Scrape out all the grout from the perimeter of the loose tile with your grout saw. Dig the grout out completely without scratching the tile surface. Use a vacuum hose to pull up the pulverized grout.
Set the edge of the putty knife into the open grout line alongside the tile, at a shallow angle. Tap the handle of the putty knife with a hammer, to wedge it under the edge of the tile.
Pull the knife out from the edge of the tile, move it over and tap it under again. Continue working around the edges of the tile with the knife, gradually getting it more and more loose, until it finally pops out.
Scrape the exposed wall with your razor scraper to remove any remaining mortar. Scrap the back of the tile as well.

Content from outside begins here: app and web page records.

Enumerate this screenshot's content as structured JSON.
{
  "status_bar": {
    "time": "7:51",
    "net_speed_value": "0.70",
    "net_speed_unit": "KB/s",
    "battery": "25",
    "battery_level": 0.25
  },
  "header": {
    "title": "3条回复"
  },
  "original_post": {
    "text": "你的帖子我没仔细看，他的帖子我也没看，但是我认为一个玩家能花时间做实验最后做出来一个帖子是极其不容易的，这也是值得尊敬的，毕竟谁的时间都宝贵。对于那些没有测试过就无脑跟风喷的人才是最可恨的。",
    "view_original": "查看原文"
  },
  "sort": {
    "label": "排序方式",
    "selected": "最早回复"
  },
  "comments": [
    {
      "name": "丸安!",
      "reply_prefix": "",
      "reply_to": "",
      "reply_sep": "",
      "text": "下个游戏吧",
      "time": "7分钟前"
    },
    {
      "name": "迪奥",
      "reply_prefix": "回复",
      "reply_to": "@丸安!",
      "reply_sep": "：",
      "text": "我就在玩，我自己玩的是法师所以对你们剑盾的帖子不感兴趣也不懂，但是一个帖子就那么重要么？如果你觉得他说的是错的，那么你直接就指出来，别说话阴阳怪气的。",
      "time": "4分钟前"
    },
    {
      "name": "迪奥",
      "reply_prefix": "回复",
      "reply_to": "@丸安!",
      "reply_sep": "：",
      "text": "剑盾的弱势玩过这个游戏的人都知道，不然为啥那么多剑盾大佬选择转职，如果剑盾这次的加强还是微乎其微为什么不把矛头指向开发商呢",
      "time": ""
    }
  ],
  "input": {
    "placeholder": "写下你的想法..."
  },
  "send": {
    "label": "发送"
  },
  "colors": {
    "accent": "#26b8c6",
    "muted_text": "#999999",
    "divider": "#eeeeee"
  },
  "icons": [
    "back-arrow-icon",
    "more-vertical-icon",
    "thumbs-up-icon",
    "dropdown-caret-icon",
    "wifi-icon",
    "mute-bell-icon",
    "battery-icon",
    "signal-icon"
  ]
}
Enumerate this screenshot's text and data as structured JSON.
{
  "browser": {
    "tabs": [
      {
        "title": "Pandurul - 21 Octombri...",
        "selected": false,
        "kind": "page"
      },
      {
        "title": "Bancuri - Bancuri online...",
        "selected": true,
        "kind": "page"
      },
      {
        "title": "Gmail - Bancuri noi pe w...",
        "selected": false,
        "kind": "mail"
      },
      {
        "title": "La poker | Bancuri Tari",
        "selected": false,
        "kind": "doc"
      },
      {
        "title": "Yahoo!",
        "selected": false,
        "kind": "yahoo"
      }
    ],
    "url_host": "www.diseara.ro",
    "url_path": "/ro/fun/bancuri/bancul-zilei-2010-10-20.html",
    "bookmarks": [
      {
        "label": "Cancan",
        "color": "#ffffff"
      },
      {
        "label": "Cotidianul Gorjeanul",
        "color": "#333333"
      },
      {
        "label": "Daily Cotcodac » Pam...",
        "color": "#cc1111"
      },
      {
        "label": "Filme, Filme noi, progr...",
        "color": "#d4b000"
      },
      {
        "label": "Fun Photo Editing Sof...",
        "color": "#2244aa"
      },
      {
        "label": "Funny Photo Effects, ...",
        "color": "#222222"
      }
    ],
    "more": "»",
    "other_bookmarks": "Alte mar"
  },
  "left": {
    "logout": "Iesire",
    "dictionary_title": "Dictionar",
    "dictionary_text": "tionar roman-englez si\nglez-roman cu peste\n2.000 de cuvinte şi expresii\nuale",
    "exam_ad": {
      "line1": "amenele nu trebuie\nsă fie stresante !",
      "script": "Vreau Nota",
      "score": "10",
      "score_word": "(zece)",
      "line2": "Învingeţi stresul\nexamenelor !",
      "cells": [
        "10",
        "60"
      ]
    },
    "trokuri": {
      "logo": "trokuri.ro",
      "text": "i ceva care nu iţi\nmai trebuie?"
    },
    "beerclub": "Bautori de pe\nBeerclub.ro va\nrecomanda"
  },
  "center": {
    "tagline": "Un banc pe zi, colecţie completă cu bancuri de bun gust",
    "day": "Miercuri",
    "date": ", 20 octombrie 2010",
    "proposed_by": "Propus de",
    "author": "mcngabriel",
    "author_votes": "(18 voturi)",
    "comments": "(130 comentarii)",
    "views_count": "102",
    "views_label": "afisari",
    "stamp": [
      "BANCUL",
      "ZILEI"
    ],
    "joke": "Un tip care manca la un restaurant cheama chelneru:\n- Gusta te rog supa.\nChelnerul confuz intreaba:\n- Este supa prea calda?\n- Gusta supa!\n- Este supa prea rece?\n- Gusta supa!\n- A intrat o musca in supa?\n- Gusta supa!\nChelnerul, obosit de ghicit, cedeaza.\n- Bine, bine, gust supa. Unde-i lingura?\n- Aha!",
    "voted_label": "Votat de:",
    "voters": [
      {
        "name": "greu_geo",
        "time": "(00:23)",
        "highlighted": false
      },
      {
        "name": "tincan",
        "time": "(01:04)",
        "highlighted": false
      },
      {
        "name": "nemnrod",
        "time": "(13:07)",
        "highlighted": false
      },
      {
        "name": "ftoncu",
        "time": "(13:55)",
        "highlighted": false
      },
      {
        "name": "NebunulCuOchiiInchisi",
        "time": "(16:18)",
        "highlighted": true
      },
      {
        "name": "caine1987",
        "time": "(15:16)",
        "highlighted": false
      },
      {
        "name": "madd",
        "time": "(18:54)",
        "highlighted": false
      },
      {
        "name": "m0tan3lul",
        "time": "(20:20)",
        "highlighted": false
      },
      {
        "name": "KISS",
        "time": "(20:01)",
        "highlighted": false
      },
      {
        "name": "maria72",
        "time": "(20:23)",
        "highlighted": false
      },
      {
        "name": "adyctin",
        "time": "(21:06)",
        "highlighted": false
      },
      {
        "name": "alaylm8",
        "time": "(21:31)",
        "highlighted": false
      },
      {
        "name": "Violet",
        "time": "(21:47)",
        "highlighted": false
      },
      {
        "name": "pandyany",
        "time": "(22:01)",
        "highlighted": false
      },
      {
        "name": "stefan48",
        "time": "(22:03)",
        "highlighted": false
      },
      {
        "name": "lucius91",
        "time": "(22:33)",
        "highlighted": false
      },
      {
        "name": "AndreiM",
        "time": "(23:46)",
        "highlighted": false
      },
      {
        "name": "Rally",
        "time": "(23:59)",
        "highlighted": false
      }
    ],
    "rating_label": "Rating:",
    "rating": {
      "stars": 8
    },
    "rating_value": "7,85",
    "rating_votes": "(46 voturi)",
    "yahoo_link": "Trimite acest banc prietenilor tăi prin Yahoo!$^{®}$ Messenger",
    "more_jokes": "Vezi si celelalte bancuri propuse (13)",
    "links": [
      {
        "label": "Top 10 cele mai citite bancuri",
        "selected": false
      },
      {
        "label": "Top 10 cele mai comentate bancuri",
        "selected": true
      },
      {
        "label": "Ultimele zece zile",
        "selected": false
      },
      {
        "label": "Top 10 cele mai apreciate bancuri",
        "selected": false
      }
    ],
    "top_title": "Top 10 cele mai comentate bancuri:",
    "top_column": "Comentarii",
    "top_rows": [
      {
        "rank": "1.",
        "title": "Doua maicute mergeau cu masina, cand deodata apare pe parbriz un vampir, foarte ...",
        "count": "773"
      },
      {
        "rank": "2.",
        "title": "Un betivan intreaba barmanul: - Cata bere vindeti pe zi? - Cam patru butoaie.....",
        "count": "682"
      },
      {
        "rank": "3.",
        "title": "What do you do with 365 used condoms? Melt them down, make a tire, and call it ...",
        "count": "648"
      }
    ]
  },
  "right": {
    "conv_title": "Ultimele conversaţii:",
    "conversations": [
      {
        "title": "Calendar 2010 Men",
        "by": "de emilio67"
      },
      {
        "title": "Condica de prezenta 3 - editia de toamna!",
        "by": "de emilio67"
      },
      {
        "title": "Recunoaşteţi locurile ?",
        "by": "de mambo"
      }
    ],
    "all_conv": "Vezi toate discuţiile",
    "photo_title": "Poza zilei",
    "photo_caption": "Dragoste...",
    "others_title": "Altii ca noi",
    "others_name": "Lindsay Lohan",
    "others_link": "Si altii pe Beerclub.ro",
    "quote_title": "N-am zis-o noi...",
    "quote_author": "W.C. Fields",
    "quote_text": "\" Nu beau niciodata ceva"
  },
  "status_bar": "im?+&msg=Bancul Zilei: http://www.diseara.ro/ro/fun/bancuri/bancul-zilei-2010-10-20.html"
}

Spread mortar on the back of the tile, using your putty knife. Cover the back completely, to a depth of about one-eighth inch. Press it in place on the wall, getting it evenly spaced with the surrounding tiles.
Allow the tile to set for eight hours. Spread grout around the edge of the tile with a grout trowel, pressing it into the space. Use a dampened sponge to wipe up the excess grout. Let it set for 48 hours before you walk on it.